* Task prompt: Report back each line of the data that contains the word "icon".

* Supplied records:
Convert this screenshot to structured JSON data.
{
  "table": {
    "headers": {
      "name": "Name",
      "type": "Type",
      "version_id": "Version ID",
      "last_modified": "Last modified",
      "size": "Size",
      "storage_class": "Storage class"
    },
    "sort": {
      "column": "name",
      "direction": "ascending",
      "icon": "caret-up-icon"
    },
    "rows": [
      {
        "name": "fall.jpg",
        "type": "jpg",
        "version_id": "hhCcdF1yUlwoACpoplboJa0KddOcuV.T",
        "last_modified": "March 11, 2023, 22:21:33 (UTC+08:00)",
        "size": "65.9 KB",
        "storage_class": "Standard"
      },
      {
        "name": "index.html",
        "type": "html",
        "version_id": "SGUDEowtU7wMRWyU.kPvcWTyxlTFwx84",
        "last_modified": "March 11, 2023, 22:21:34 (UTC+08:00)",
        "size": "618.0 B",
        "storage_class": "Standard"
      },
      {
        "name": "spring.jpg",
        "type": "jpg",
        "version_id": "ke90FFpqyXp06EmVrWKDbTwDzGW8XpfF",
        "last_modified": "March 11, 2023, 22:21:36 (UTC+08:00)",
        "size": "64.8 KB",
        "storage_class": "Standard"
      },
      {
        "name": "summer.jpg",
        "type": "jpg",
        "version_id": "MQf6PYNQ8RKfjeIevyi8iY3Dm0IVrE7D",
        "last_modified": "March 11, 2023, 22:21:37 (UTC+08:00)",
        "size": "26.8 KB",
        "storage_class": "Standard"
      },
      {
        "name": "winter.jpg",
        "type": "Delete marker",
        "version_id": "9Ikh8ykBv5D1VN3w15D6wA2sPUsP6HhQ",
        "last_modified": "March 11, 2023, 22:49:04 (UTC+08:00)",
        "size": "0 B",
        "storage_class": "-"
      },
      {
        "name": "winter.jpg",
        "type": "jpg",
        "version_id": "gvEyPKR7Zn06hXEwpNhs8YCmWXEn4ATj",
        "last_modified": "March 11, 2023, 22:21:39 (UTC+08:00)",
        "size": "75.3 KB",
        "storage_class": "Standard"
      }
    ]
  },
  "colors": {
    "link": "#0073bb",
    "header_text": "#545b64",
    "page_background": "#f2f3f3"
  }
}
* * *
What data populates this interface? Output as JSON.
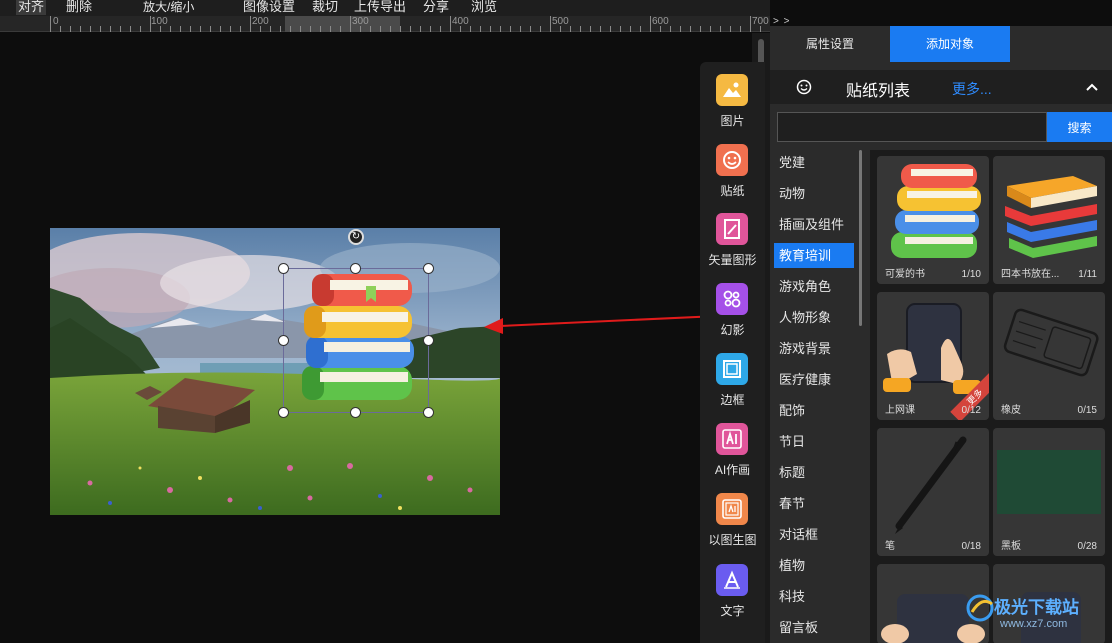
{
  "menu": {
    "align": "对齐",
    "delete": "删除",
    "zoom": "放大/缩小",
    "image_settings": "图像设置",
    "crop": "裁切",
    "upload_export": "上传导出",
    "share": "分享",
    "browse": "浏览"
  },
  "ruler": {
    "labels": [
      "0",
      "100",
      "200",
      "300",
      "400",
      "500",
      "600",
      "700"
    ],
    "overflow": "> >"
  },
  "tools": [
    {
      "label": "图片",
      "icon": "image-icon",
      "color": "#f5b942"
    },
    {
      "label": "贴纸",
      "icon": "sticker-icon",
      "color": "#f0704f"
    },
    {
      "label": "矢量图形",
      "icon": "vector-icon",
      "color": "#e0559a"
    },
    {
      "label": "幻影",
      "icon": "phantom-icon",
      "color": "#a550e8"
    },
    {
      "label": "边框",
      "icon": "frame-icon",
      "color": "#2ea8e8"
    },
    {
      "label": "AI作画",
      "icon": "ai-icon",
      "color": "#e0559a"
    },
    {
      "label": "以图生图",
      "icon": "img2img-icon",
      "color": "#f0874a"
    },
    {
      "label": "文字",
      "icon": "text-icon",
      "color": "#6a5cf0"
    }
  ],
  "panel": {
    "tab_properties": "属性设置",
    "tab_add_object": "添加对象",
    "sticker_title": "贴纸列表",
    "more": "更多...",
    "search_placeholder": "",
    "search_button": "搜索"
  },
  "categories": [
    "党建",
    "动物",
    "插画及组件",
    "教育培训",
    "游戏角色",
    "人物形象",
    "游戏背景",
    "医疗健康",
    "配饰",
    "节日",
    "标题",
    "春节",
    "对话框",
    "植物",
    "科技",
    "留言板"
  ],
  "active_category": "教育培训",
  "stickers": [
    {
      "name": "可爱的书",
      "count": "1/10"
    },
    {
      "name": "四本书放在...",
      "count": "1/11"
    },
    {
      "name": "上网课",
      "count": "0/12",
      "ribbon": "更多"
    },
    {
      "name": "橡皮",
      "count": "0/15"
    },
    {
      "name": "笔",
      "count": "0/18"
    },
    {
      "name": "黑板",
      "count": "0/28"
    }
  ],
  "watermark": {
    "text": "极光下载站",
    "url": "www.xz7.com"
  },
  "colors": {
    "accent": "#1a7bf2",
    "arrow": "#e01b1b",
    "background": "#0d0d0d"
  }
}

* Exercise result:
      "icon": "caret-up-icon"
      "icon": "image-icon",
      "icon": "sticker-icon",
      "icon": "vector-icon",
      "icon": "phantom-icon",
      "icon": "frame-icon",
      "icon": "ai-icon",
      "icon": "img2img-icon",
      "icon": "text-icon",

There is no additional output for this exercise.